In order to have the right focus on engineering, right focus on innovation, you have to believe that your job is to produce the best possible product. Now, we would believe that delivery of that product to customers, or consumption of that product may change, which is back to the discussion we started a moment ago around cloud computing. It is not a technology so much but the way it is consumed. It is continuously evolving and we will respond by changing our business model. But it does not alter the fact that at our heart we are an engineering product company.
Talk to us about some other key technology trends and how EMC is aligned with them to address the requirements of the industry?
EMC is aligned with three pillars—cloud computing, big data and trust. We are focused around key areas which are critical to the growth of enterprise businesses with cloud computing and big data clearly being the two key focus areas for us. Moving forward, most organisations will use a combination of internal and external IT services to get the job done and cloud will offer them the flexibility to use resources.
Now comes trust and implementation. Of the first two is not possible without trust. There is no way that you and I can have a relationship where we share information without trust. Consider the whole debate of citizen records, data privacy and the importance of these discussions at an individual level. It means that much more for enterprises.
Big data is becoming a popular term, but what is the importance and value of big data?
I think this is a huge topic and I want to start by saying the same thing about big data that I said about cloud computing, which is—its real. Sometimes people misinterpret that because the term sort of becomes popular in the media that somehow it may not be real or it may just be a fad, so to speak.

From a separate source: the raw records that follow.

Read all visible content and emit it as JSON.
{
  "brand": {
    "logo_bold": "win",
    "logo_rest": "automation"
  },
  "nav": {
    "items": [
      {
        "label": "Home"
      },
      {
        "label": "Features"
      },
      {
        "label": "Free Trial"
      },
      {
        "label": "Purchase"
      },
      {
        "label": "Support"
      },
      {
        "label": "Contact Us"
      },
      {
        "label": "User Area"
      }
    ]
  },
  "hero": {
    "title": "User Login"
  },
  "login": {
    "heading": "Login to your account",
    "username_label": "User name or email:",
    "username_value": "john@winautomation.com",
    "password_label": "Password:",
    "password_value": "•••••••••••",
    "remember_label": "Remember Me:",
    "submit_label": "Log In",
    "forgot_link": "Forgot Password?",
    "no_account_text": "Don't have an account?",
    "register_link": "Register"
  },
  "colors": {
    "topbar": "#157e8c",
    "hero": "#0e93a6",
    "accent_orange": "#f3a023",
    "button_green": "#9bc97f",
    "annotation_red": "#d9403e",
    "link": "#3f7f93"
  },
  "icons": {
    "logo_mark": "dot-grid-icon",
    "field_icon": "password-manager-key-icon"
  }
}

The discussion on big data has moved on from preliminary stages with CIOs and IT managers today and the tempo is picking up real fast as CIOs are turning to mine huge data sets for insights adding business value. There is a lot of exponentially raw information available to gather and harvest. In Fact, EMC today has 50-plus big data customers in India.